As always, it involves a lot of SF themes and Spy-Fi stuff.

For pathos, we get a significant subplot about Perry having to say goodbye to the boys forever once they find out his secret and his cover is blown. It is surprisingly moving for a comedy film (well, ok, it’s not moving, but it’s deeper than it needs to be, which is, of course, the secret of this whole series: it’s smarter than it needs to be). And we actually get to see Phineas *angry* which is strangely satisfying.

There are just a zillion great in-jokes and references: Star Wars Rescue of Princess Lea, Batman, Star Trek’s “Mirror Mirror,” the Terminator, all the obvious tropes and homages are there, but there’s so many of ‘em, and they’re flying by so quickly that I’m sure there were a lot I missed, and many more that I simply didn’t get. There’s even an out-of-nowhere Red Dawn nod that had me laughing uncontrollably for so long I missed the next several lines of dialog.

There’s also a ton of interior continuity, cameos, and in-jokes about the series itself. Past gadgets galore. Ever wonder where the Baby Heads come from? You’ll find out. What about the place that Doof’s transported cars go to? We see more of that.

It is just great, great, great stuff, great enough to function as a series finale, but, best of all: It isn’t! The series continues. I can not recommend this highly enough.
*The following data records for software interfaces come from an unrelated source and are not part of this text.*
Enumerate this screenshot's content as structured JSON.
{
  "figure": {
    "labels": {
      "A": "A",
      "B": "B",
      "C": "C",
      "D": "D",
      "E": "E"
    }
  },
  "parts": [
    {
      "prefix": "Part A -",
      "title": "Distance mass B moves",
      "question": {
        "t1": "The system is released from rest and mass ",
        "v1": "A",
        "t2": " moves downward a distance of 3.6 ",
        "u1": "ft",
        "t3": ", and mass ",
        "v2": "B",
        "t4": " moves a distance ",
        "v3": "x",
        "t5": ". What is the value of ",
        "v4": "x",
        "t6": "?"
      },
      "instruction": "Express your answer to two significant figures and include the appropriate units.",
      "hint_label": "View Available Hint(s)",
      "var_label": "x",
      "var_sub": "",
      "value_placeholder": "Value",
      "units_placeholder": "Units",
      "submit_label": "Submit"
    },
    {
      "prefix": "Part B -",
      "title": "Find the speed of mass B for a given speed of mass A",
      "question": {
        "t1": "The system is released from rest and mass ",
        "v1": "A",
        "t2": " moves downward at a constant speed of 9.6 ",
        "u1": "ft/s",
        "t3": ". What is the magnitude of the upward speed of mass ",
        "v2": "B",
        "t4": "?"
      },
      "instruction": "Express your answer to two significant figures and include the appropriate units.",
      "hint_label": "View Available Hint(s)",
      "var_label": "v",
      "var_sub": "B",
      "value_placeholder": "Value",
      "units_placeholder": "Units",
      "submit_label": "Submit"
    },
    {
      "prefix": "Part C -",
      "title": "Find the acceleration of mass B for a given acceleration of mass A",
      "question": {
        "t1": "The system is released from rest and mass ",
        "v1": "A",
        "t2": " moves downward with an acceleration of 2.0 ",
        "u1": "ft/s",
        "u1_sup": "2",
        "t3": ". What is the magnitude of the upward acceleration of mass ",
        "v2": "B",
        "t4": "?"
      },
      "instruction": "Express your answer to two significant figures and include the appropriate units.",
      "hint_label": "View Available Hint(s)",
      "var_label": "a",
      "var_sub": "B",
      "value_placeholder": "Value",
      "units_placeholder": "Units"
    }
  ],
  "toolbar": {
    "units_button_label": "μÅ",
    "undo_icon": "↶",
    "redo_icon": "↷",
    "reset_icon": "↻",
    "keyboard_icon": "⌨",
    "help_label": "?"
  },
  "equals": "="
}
It’s family friendly, adventurous, funny, the pure-of-heart good guys overcome the evil bad guys, an oppressive dictatorship is overthrown, the bad guys are forced to pay for their crimes against humanity, I mean, really, what’s not to like?